Ohio's State Auditor has finished an audit of the city of Akron's finances, and has declared the city in a state of " fiscal caution."
It marks the first-ever use of a new state law that took effect September 29th governiing fiscal caution for cities and other local governments.
Auditor David Yost says the state audit revealed Akron ended its 2010 fiscal year with a fund deficit totallng more than $87-million. The audit reveals that deficit was $116-million in 2009.
Yost says the audit also reveals Akron has failed to properly certify estimated resources, all of which constitute significant deficiences, and material non-compliance with Ohio law.

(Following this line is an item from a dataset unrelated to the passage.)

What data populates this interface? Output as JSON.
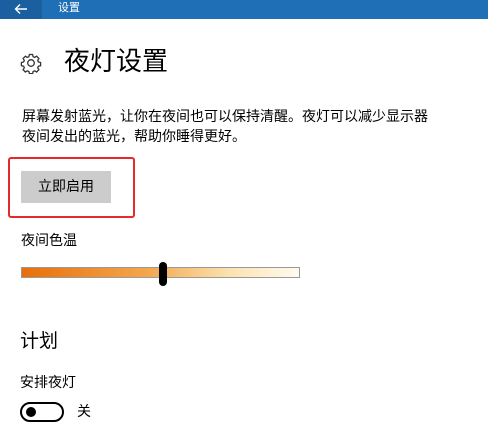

Yost says he beleives the city of Akron can correct its budget and funding deficiencies. The city has 60 days to submit a plan to correct its budgeting procedures to the state auditor.
News Release From The Ohio Auditor Of State
In the first-ever use of a new state law governing fiscal caution for municipalities and other political subdivisions, Auditor of State Dave Yost today announced that he has declared the City of Akron to be in a state of fiscal caution.
“Akron has a lot going for it, and I am confident the city will be able to take the steps necessary to shore up its fiscal house,” Yost said. “But make no mistake, these are tough times, for Akron and many other Ohio governments, and the city will be making some tough decisions.”
The financial and accounting conditions that led to the declaration include deficit fund balances at December 31, 2010 and 2009 in the amount of $87,820,000 and $116,981,000, respectively. The city also has negative cash fund balances, appropriations exceeding available resources, and has failed to properly certify estimated resources -- all of which constitute significant deficiencies, material weaknesses and material noncompliance with Ohio law as established by audit.
Under the declaration and under Revised Code 118.025, the city has 60 days to submit to the Auditor of State a plan to correct the budgetary conditions that led to the declaration of fiscal caution, including eliminating deficit fund balances.
The authority to declare fiscal caution was established earlier this year in the course of changes made during the budget debates to Ohio’s laws governing local government finances. Auditor Yost had argued that cities, counties, villages and townships should not be faced with sudden declarations of fiscal watch and fiscal emergency. Instead, these political subdivisions should have access to the same tool provided for school districts, allowing a declaration of fiscal caution. Under fiscal caution, the subdivision is given earlier notice of financial concerns and an opportunity to make adjustments to avoid a declaration of fiscal watch or emergency.